First on my list of working apps is Dropbox. In addition to moving ebooks to and from the iPad, Dropbox is quite handy for making work files available between computers and devices. It’s also extremely useful when you are collaborating with others. In addition to installing the free Dropbox on your iPad, you should also install it on your desktop/laptop.
Next to Dropbox, the app I use the most is Notebooks for iPad [$8.99]. It’s my todo list, research notes, topic ideas, journal and much more. You can share your “books” (an organizational element in Notebooks) and imported documents to your desktop and/or iPhone via wifi using Dropbox or via USB sych using iTunes.
The iWork apps (Pages, Keynote and Numbers) are available in scaled-down versions just for the iPad. Even so, they are impressive applications and at $9.99 each, not a bad deal. While you can save your documents to the free iwork.com site, you cannot open files from there. You can open files from Dropbox and there’s a work-around for saving them using the DropDAV service.
Quickoffice Connect Mobile Suite gives Microsoft Office [$24.99] users the ability to create and edit Word, Excel and PowerPoint documents and includes a file manager that lets you synch files using any number of online platforms including Dropbox and Google Docs.

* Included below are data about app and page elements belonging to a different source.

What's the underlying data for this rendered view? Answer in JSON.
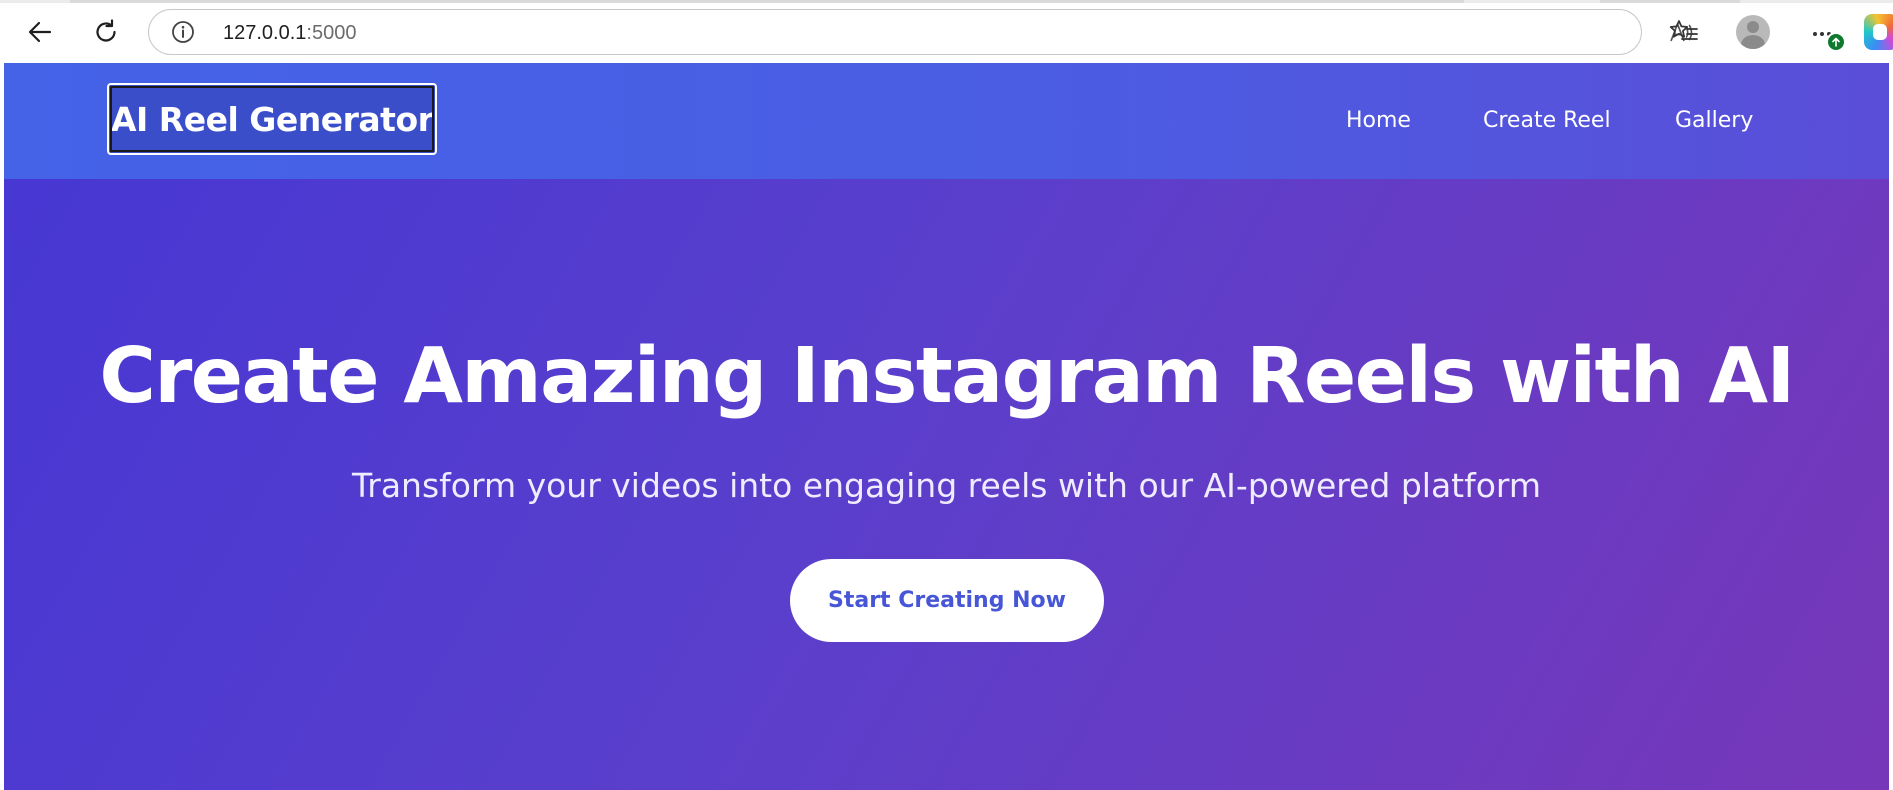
{
  "browser": {
    "url_host": "127.0.0.1",
    "url_port": ":5000",
    "icons": {
      "back": "arrow-left-icon",
      "reload": "reload-icon",
      "site_info": "info-icon",
      "read_aloud": "read-aloud-icon",
      "favorite": "star-icon",
      "favorites_list": "favorites-icon",
      "profile": "avatar-icon",
      "menu": "more-icon",
      "update": "update-arrow-icon",
      "copilot": "copilot-icon"
    }
  },
  "site": {
    "logo": "AI Reel Generator",
    "nav": [
      "Home",
      "Create Reel",
      "Gallery"
    ]
  },
  "hero": {
    "title": "Create Amazing Instagram Reels with AI",
    "subtitle": "Transform your videos into engaging reels with our AI-powered platform",
    "cta_label": "Start Creating Now"
  },
  "colors": {
    "header_start": "#4463e7",
    "header_end": "#5a4ed8",
    "hero_start": "#4737d3",
    "hero_end": "#7737b9",
    "cta_text": "#4656d6",
    "update_badge": "#0e7a2e"
  }
}
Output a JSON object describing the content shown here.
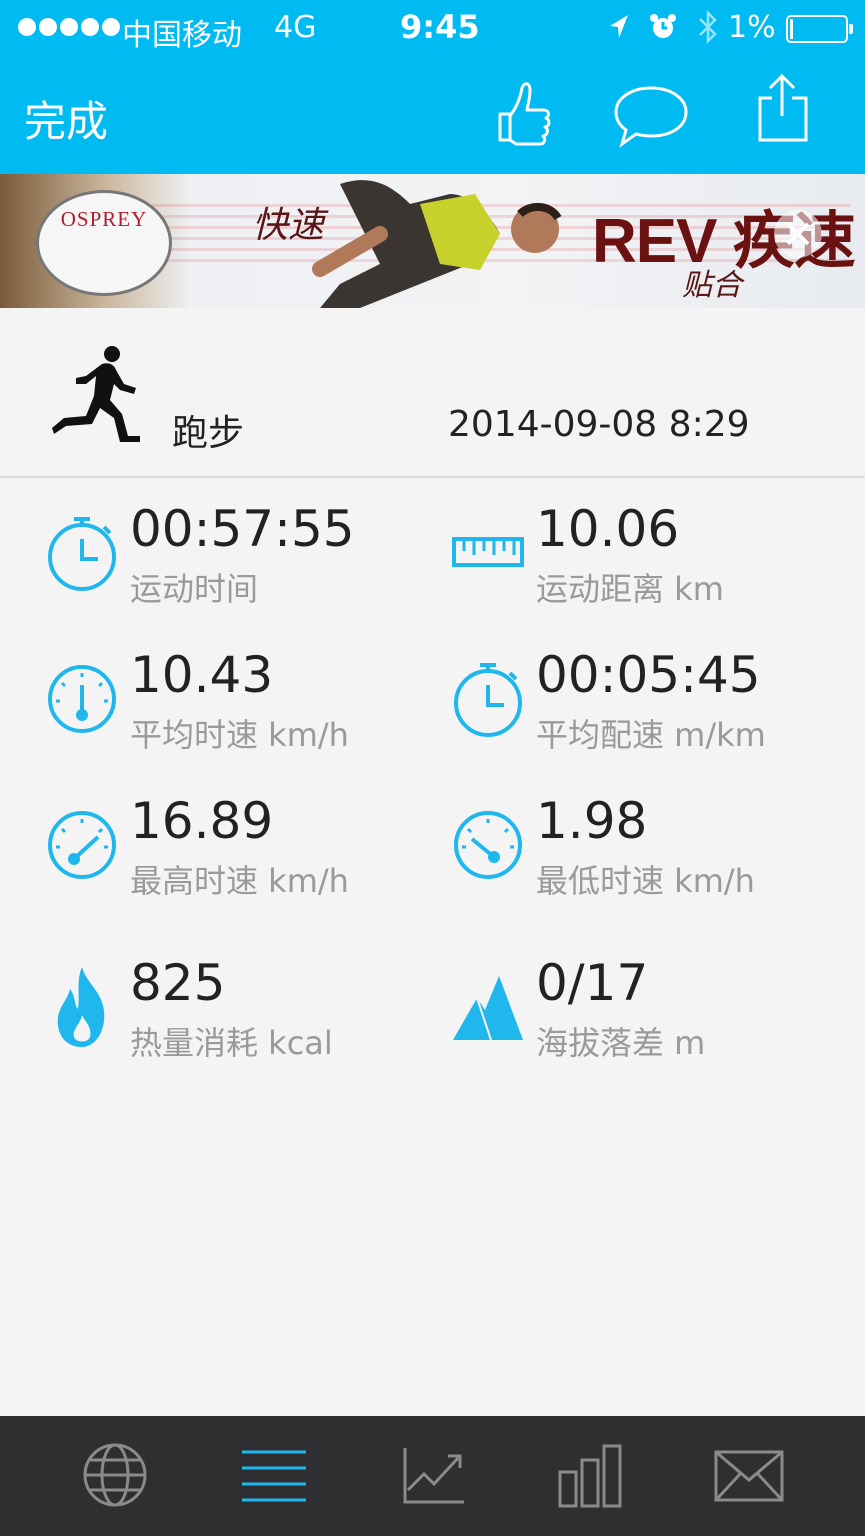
{
  "status_bar": {
    "carrier": "中国移动",
    "network": "4G",
    "time": "9:45",
    "battery": "1%"
  },
  "nav": {
    "done_label": "完成",
    "icons": [
      "thumbs-up-icon",
      "comment-icon",
      "share-icon"
    ]
  },
  "ad": {
    "logo": "OSPREY",
    "tagline_1": "快速",
    "brand": "REV 疾速",
    "tagline_2": "贴合"
  },
  "activity": {
    "type": "跑步",
    "datetime": "2014-09-08 8:29"
  },
  "stats": [
    {
      "value": "00:57:55",
      "label": "运动时间",
      "icon": "stopwatch-icon"
    },
    {
      "value": "10.06",
      "label": "运动距离 km",
      "icon": "ruler-icon"
    },
    {
      "value": "10.43",
      "label": "平均时速 km/h",
      "icon": "gauge-icon"
    },
    {
      "value": "00:05:45",
      "label": "平均配速 m/km",
      "icon": "stopwatch-icon"
    },
    {
      "value": "16.89",
      "label": "最高时速 km/h",
      "icon": "speedometer-high-icon"
    },
    {
      "value": "1.98",
      "label": "最低时速 km/h",
      "icon": "speedometer-low-icon"
    },
    {
      "value": "825",
      "label": "热量消耗 kcal",
      "icon": "flame-icon"
    },
    {
      "value": "0/17",
      "label": "海拔落差 m",
      "icon": "mountain-icon"
    }
  ],
  "tabbar": {
    "tabs": [
      "globe-icon",
      "list-icon",
      "trend-chart-icon",
      "bar-chart-icon",
      "mail-icon"
    ],
    "active_index": 1
  },
  "colors": {
    "accent": "#00baf2",
    "tabbar_bg": "#2f2f31",
    "background": "#f4f4f4"
  }
}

GoDocs [$3.99] provides full support for Google Docs.
For photo editing, Photogene for iPad [$3.99] is a great option. It provides all the basic editing and adjustment tools you need plus a few goodies added for good measure.
Bloggers using WordPress, LiveJournal and Squarespace have free apps available to help their blogging efforts. The WordPress app is very usable. The BlogPress app [currently on sale at $2.99] works with just about every blog platform and is a very capable app. MacJournal [$5.99] can be used to post to Blogger, LiveJournal, TypePad, WordPress and MobileMe.
If you’re going to do any serious work on your iPad, I would recommend a bluetooth keyboard. There are many options to choose from, but since my Mac’s keyboard works fine with the iPad I haven’t investigated any others. I’m also getting quite good at two-finger typing with the on-screen keyboard and I take full advantage of the Text Expander [$4.99] app with allows me to save phrases and other commonly-used text with assigned abbreviations. Whenever I type the abbreviation, Text Expander replaces it with the full phrase. A growing number of iPad apps support Text Expander. There’s also a desktop version for Mac and you can use Dropbox to keep your phrase library synched on both. Oh, it also supports HTML so you can set up commonly used HTML to quickly drop into a blog post.
I still do most of my writing on my desktop, but I find that I’m frequently carrying draft projects with me to edit whenever I have a few minutes. Once you get comfortable selecting text with your finger, you’ll find the iPad is quite nice for editing. And, because you’re more likely to carry it with you than your laptop, it’s there when you need it.
On our recent trip to California, we only took our iPads. Travel time each way was about 12 hours and we were reading, listening to music, playing games and doing some work. The batteries held up throughout the trip. It was a very pleasant surprise.
Yes, my iPad is more than just a pretty face